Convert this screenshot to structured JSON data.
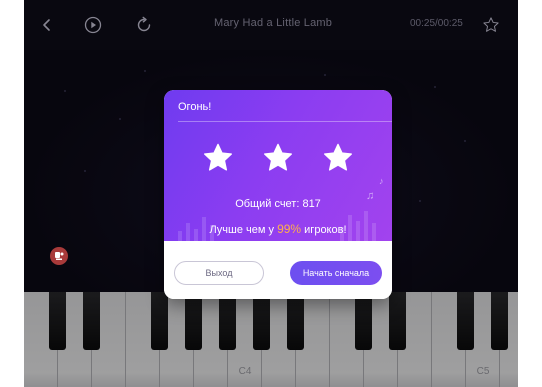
{
  "topbar": {
    "song_title": "Mary Had a Little Lamb",
    "time": "00:25/00:25",
    "icons": [
      "chevron-left-icon",
      "play-icon",
      "replay-icon",
      "star-outline-icon"
    ]
  },
  "keyboard": {
    "labels": [
      "C4",
      "C5"
    ]
  },
  "modal": {
    "title": "Огонь!",
    "stars_earned": 3,
    "stars_total": 3,
    "score_text": "Общий счет: 817",
    "better_prefix": "Лучше чем у ",
    "better_percent": "99%",
    "better_suffix": " игроков!",
    "exit_label": "Выход",
    "restart_label": "Начать сначала"
  },
  "colors": {
    "accent": "#7a4ef0",
    "highlight": "#ffb14a",
    "header_gradient_start": "#6f3bf0",
    "header_gradient_end": "#a243ee"
  }
}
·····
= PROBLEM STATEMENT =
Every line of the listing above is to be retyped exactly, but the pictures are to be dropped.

= SOLUTION TO THE EXERCISE =
Convert this screenshot to structured JSON data.
{
  "topbar": {
    "song_title": "Mary Had a Little Lamb",
    "time": "00:25/00:25",
    "icons": [
      "chevron-left-icon",
      "play-icon",
      "replay-icon",
      "star-outline-icon"
    ]
  },
  "keyboard": {
    "labels": [
      "C4",
      "C5"
    ]
  },
  "modal": {
    "title": "Огонь!",
    "stars_earned": 3,
    "stars_total": 3,
    "score_text": "Общий счет: 817",
    "better_prefix": "Лучше чем у ",
    "better_percent": "99%",
    "better_suffix": " игроков!",
    "exit_label": "Выход",
    "restart_label": "Начать сначала"
  },
  "colors": {
    "accent": "#7a4ef0",
    "highlight": "#ffb14a",
    "header_gradient_start": "#6f3bf0",
    "header_gradient_end": "#a243ee"
  }
}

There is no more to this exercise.